- Simple knot stitch
- Point de Pois
- Point d'Or
- Point de Poste
- Dotted stitch
- Knot stitch
- Spot stitch
- Rice stitch
- Rice grain stitch
This stitch consists of two small parallel backstitches right next to each other so that they form a single dot. They are normally worked in lines and frequently an area is filled with roughly parallel lines of dot stitch; less commonly, they can be scattered randomly like seeding. The similarities between the two stitches mean that some authors do not distinguish between the two stitches.
Blanche Caulfeild’s version in her Dictionary of Needlework indicates that more than two stitches can be worked if a more substantial dot is required.
Dot stitch was used as a filling stitch on Victorian whitework garments, including Ayrshire work, although it is hard to ascertain how prevalent it was. Written sources rarely use the name, and it can be difficult to establish on well-worn garments whether a stitch is one single stitch worked with multiple threads, or two parallel ones. The University of Edinburgh archives has a collar from the 1820s which shows dot stitch as a filling for various motifs.
Jacobean crewelwork features dot stitch, often as a line of dots, rather than as a filling stitch but again, written sources rarely identify it. At a casual glance it can look like running stitch in a heavy thread, but closer inspection indicates that it is wider than a running stitch.
Structure of stitch
Identifying Dot stitch
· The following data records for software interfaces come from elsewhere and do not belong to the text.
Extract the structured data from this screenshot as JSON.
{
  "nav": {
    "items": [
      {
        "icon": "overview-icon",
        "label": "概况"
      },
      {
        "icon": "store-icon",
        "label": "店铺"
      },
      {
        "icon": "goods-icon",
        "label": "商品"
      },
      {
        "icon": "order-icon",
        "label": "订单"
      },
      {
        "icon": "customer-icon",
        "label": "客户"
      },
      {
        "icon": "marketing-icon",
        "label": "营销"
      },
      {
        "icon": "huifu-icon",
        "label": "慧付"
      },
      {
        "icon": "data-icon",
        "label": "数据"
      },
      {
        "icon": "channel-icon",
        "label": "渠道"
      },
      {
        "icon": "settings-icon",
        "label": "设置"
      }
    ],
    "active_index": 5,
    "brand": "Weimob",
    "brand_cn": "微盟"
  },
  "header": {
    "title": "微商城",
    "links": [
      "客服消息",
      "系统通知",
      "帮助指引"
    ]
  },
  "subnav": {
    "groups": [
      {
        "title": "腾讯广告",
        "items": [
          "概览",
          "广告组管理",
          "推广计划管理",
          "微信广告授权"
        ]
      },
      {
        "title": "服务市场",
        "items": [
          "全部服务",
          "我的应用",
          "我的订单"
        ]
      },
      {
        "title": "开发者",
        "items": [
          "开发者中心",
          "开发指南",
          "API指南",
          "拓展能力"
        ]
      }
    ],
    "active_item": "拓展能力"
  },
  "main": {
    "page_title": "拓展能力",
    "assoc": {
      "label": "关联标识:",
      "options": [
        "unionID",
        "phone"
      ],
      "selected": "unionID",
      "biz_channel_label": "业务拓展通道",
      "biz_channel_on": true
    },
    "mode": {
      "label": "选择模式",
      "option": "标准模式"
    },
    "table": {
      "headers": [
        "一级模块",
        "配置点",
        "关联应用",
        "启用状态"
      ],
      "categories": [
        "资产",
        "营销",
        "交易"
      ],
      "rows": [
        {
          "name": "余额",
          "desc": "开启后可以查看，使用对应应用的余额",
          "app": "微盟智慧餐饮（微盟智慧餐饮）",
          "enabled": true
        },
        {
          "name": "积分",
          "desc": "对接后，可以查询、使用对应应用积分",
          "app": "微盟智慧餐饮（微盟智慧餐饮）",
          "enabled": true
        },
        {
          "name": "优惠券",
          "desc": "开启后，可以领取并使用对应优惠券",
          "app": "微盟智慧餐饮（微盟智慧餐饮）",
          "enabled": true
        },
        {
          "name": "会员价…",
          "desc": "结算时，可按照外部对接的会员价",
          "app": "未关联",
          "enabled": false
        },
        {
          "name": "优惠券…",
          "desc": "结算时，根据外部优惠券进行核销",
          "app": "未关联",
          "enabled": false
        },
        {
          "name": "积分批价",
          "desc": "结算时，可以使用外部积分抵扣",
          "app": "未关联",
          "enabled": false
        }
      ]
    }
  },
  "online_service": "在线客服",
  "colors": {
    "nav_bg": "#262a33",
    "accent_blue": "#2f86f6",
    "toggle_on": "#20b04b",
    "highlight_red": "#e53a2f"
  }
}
Dot stitch is normally worked in lines of small stitches, sometimes an area will be filled by broadly parallel lines; for seeding each stitch is worked at a different angle from the immediately surrounding ones. Dot stitch is wider than seeding as it has two stitches next to each other, whereas seeding normally consists of single stitches. Dot stitches are often worked more closely together than seeding.
Dot stitch is worked as a back stitch and which can be easily identified from the reverse of the fabric.
S. F. A. Caulfeild, Blanche C. Saward, The Dictionary of Needlework (1882) , p.181
Mrs Archibald Christie, Samplers and Stitches (1921) , p.21
Mary Thomas’s Dictionary of Embroidery Stitches (1934) , p.77
Heather Toomer, White-embroidered costume accessories the 1790s to 1840s (2013) , p.16
, 'Fine Lawn Collar', Edinburgh College of Art. Available at: https://www.embroideredstories.eca.ed.ac.uk/needlework-collection/fine-lawn-collar (Accessed: 01 September 2022)
'C18 crewelwork hanging', Victoria and Albert Museum. Available at: https://collections.vam.ac.uk/item/O350942/hanging-unknown/ (Accessed: 17 February 2023)